The collapse at Cypress Island remains under investigation, the department said. About half of the 305,000 fish from the collapsed pen have not been recovered.
“We cannot tolerate any risk that more Atlantic salmon will be released in Washington’s waters,” Franz said in a news release.
The DNR notice came a week after Washington State Department of Fish & Wildlife approved a permit for Cooke to stock its net pens at Rich Passage with 1 million juvenile Atlantic salmon.
Cooke told The Seattle Times it would proceed with stocking the fish.
A contractor hired by DNR found issues at Cooke’s farms in Rich Passage, including a hole in netting and severe corrosion on floating piers.
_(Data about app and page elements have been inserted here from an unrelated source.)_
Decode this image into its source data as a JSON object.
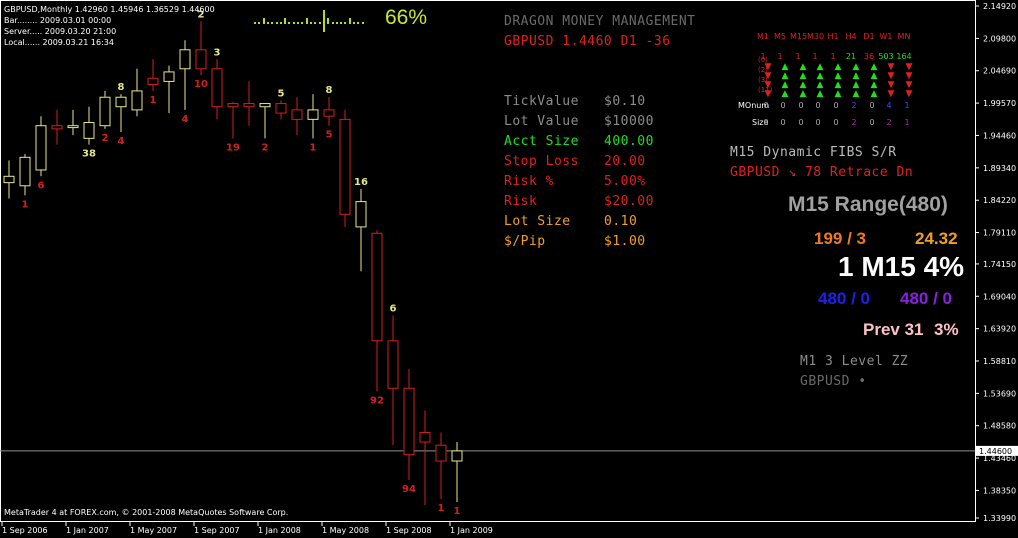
{
  "chart_header": {
    "symbol_line": "GBPUSD,Monthly  1.42960 1.45946 1.36529 1.44600",
    "bar_line": "Bar........ 2009.03.01 00:00",
    "server_line": "Server..... 2009.03.20 21:00",
    "local_line": "Local...... 2009.03.21 16:34"
  },
  "progress": {
    "value_label": "66%",
    "fraction": 0.66
  },
  "money_mgmt": {
    "title": "DRAGON MONEY MANAGEMENT",
    "pair_line": "GBPUSD 1.4460 D1 -36",
    "rows": [
      {
        "label": "TickValue",
        "value": "$0.10",
        "color": "#8c8c8c"
      },
      {
        "label": "Lot Value",
        "value": "$10000",
        "color": "#8c8c8c"
      },
      {
        "label": "Acct Size",
        "value": "400.00",
        "color": "#22dd22"
      },
      {
        "label": "Stop Loss",
        "value": "20.00",
        "color": "#e02020"
      },
      {
        "label": "Risk %",
        "value": "5.00%",
        "color": "#e02020"
      },
      {
        "label": "Risk",
        "value": "$20.00",
        "color": "#e02020"
      },
      {
        "label": "Lot Size",
        "value": "0.10",
        "color": "#f0a020"
      },
      {
        "label": "$/Pip",
        "value": "$1.00",
        "color": "#f0a020"
      }
    ]
  },
  "mtf": {
    "timeframes": [
      "M1",
      "M5",
      "M15",
      "M30",
      "H1",
      "H4",
      "D1",
      "W1",
      "MN"
    ],
    "row_labels": [
      "(0)",
      "(2)",
      "(3)",
      "(11)"
    ],
    "counts": [
      {
        "v": "1",
        "c": "#e02020"
      },
      {
        "v": "1",
        "c": "#e02020"
      },
      {
        "v": "1",
        "c": "#e02020"
      },
      {
        "v": "1",
        "c": "#e02020"
      },
      {
        "v": "1",
        "c": "#e02020"
      },
      {
        "v": "21",
        "c": "#22dd22"
      },
      {
        "v": "36",
        "c": "#e02020"
      },
      {
        "v": "503",
        "c": "#22dd22"
      },
      {
        "v": "164",
        "c": "#22dd22"
      }
    ],
    "arrows": [
      [
        "down",
        "up",
        "up",
        "up",
        "up",
        "up",
        "up",
        "down",
        "down"
      ],
      [
        "down",
        "up",
        "up",
        "up",
        "up",
        "up",
        "up",
        "down",
        "down"
      ],
      [
        "down",
        "up",
        "up",
        "up",
        "up",
        "up",
        "up",
        "down",
        "down"
      ],
      [
        "down",
        "up",
        "up",
        "up",
        "up",
        "up",
        "up",
        "down",
        "down"
      ]
    ],
    "monum_label": "MOnum",
    "monum": [
      {
        "v": "0",
        "c": "#aaaaaa"
      },
      {
        "v": "0",
        "c": "#aaaaaa"
      },
      {
        "v": "0",
        "c": "#aaaaaa"
      },
      {
        "v": "0",
        "c": "#aaaaaa"
      },
      {
        "v": "0",
        "c": "#aaaaaa"
      },
      {
        "v": "2",
        "c": "#3050ff"
      },
      {
        "v": "0",
        "c": "#aaaaaa"
      },
      {
        "v": "4",
        "c": "#3050ff"
      },
      {
        "v": "1",
        "c": "#3050ff"
      }
    ],
    "size_label": "Size",
    "size": [
      {
        "v": "0",
        "c": "#aaaaaa"
      },
      {
        "v": "0",
        "c": "#aaaaaa"
      },
      {
        "v": "0",
        "c": "#aaaaaa"
      },
      {
        "v": "0",
        "c": "#aaaaaa"
      },
      {
        "v": "0",
        "c": "#aaaaaa"
      },
      {
        "v": "2",
        "c": "#c020c0"
      },
      {
        "v": "0",
        "c": "#aaaaaa"
      },
      {
        "v": "2",
        "c": "#c020c0"
      },
      {
        "v": "1",
        "c": "#c020c0"
      }
    ],
    "colors": {
      "up": "#22dd22",
      "down": "#e02020"
    }
  },
  "fibs": {
    "title": "M15 Dynamic FIBS S/R",
    "line": "GBPUSD ↘ 78 Retrace Dn"
  },
  "range": {
    "title": "M15 Range(480)",
    "left_val": "199 / 3",
    "right_val": "24.32",
    "main": "1 M15 4%",
    "blue_val": "480 / 0",
    "purple_val": "480 / 0",
    "prev_label": "Prev 31",
    "prev_pct": "3%"
  },
  "zz": {
    "title": "M1 3 Level ZZ",
    "line": "GBPUSD •"
  },
  "price_axis": {
    "ticks": [
      "2.14920",
      "2.09800",
      "2.04690",
      "1.99570",
      "1.94460",
      "1.89340",
      "1.84220",
      "1.79110",
      "1.74150",
      "1.69040",
      "1.63920",
      "1.58810",
      "1.53690",
      "1.48580",
      "1.43460",
      "1.38350",
      "1.33990"
    ],
    "current": "1.44600"
  },
  "time_axis": {
    "labels": [
      "1 Sep 2006",
      "1 Jan 2007",
      "1 May 2007",
      "1 Sep 2007",
      "1 Jan 2008",
      "1 May 2008",
      "1 Sep 2008",
      "1 Jan 2009"
    ]
  },
  "copyright": "MetaTrader 4 at FOREX.com, © 2001-2008 MetaQuotes Software Corp.",
  "chart_data": {
    "type": "candlestick",
    "colors": {
      "bull": "#e6e68a",
      "bear": "#d02020"
    },
    "candles": [
      {
        "o": 1.87,
        "h": 1.905,
        "l": 1.845,
        "c": 1.88
      },
      {
        "o": 1.865,
        "h": 1.915,
        "l": 1.85,
        "c": 1.91
      },
      {
        "o": 1.89,
        "h": 1.975,
        "l": 1.88,
        "c": 1.96
      },
      {
        "o": 1.96,
        "h": 1.985,
        "l": 1.93,
        "c": 1.955
      },
      {
        "o": 1.957,
        "h": 1.985,
        "l": 1.945,
        "c": 1.96
      },
      {
        "o": 1.94,
        "h": 1.99,
        "l": 1.93,
        "c": 1.965
      },
      {
        "o": 1.96,
        "h": 2.015,
        "l": 1.955,
        "c": 2.005
      },
      {
        "o": 1.99,
        "h": 2.01,
        "l": 1.95,
        "c": 2.005
      },
      {
        "o": 1.985,
        "h": 2.05,
        "l": 1.975,
        "c": 2.015
      },
      {
        "o": 2.035,
        "h": 2.065,
        "l": 2.015,
        "c": 2.025
      },
      {
        "o": 2.03,
        "h": 2.055,
        "l": 1.98,
        "c": 2.045
      },
      {
        "o": 2.05,
        "h": 2.095,
        "l": 1.985,
        "c": 2.08
      },
      {
        "o": 2.08,
        "h": 2.125,
        "l": 2.04,
        "c": 2.05
      },
      {
        "o": 2.05,
        "h": 2.065,
        "l": 1.97,
        "c": 1.99
      },
      {
        "o": 1.995,
        "h": 1.998,
        "l": 1.94,
        "c": 1.99
      },
      {
        "o": 1.995,
        "h": 2.03,
        "l": 1.96,
        "c": 1.99
      },
      {
        "o": 1.99,
        "h": 1.992,
        "l": 1.94,
        "c": 1.995
      },
      {
        "o": 1.995,
        "h": 2.0,
        "l": 1.97,
        "c": 1.98
      },
      {
        "o": 1.985,
        "h": 2.005,
        "l": 1.945,
        "c": 1.97
      },
      {
        "o": 1.97,
        "h": 2.01,
        "l": 1.94,
        "c": 1.985
      },
      {
        "o": 1.985,
        "h": 2.005,
        "l": 1.96,
        "c": 1.975
      },
      {
        "o": 1.97,
        "h": 1.985,
        "l": 1.8,
        "c": 1.82
      },
      {
        "o": 1.8,
        "h": 1.86,
        "l": 1.73,
        "c": 1.84
      },
      {
        "o": 1.79,
        "h": 1.795,
        "l": 1.54,
        "c": 1.62
      },
      {
        "o": 1.62,
        "h": 1.66,
        "l": 1.455,
        "c": 1.545
      },
      {
        "o": 1.545,
        "h": 1.575,
        "l": 1.4,
        "c": 1.44
      },
      {
        "o": 1.475,
        "h": 1.51,
        "l": 1.36,
        "c": 1.46
      },
      {
        "o": 1.455,
        "h": 1.475,
        "l": 1.37,
        "c": 1.43
      },
      {
        "o": 1.43,
        "h": 1.46,
        "l": 1.365,
        "c": 1.446
      }
    ],
    "labels": [
      {
        "i": 1,
        "text": "1",
        "pos": "below",
        "color": "#d02020"
      },
      {
        "i": 2,
        "text": "6",
        "pos": "below",
        "color": "#d02020"
      },
      {
        "i": 5,
        "text": "38",
        "pos": "below",
        "color": "#e6e68a"
      },
      {
        "i": 6,
        "text": "2",
        "pos": "below",
        "color": "#d02020"
      },
      {
        "i": 7,
        "text": "8",
        "pos": "above",
        "color": "#e6e68a"
      },
      {
        "i": 7,
        "text": "4",
        "pos": "below",
        "color": "#d02020"
      },
      {
        "i": 9,
        "text": "1",
        "pos": "below",
        "color": "#d02020"
      },
      {
        "i": 11,
        "text": "4",
        "pos": "below",
        "color": "#d02020"
      },
      {
        "i": 12,
        "text": "2",
        "pos": "above",
        "color": "#e6e68a"
      },
      {
        "i": 12,
        "text": "10",
        "pos": "below",
        "color": "#d02020"
      },
      {
        "i": 13,
        "text": "3",
        "pos": "above",
        "color": "#e6e68a"
      },
      {
        "i": 14,
        "text": "19",
        "pos": "below",
        "color": "#d02020"
      },
      {
        "i": 16,
        "text": "2",
        "pos": "below",
        "color": "#d02020"
      },
      {
        "i": 17,
        "text": "5",
        "pos": "above",
        "color": "#e6e68a"
      },
      {
        "i": 19,
        "text": "1",
        "pos": "below",
        "color": "#d02020"
      },
      {
        "i": 20,
        "text": "8",
        "pos": "above",
        "color": "#e6e68a"
      },
      {
        "i": 20,
        "text": "5",
        "pos": "below",
        "color": "#d02020"
      },
      {
        "i": 22,
        "text": "16",
        "pos": "above",
        "color": "#e6e68a"
      },
      {
        "i": 23,
        "text": "92",
        "pos": "below",
        "color": "#d02020"
      },
      {
        "i": 24,
        "text": "6",
        "pos": "above",
        "color": "#e6e68a"
      },
      {
        "i": 25,
        "text": "94",
        "pos": "below",
        "color": "#d02020"
      },
      {
        "i": 27,
        "text": "1",
        "pos": "below",
        "color": "#d02020"
      },
      {
        "i": 28,
        "text": "1",
        "pos": "below",
        "color": "#d02020"
      }
    ]
  }
}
Franz previously issued a moratorium on new Atlantic salmon net pen facilities on state-owned aquatic lands managed by DNR.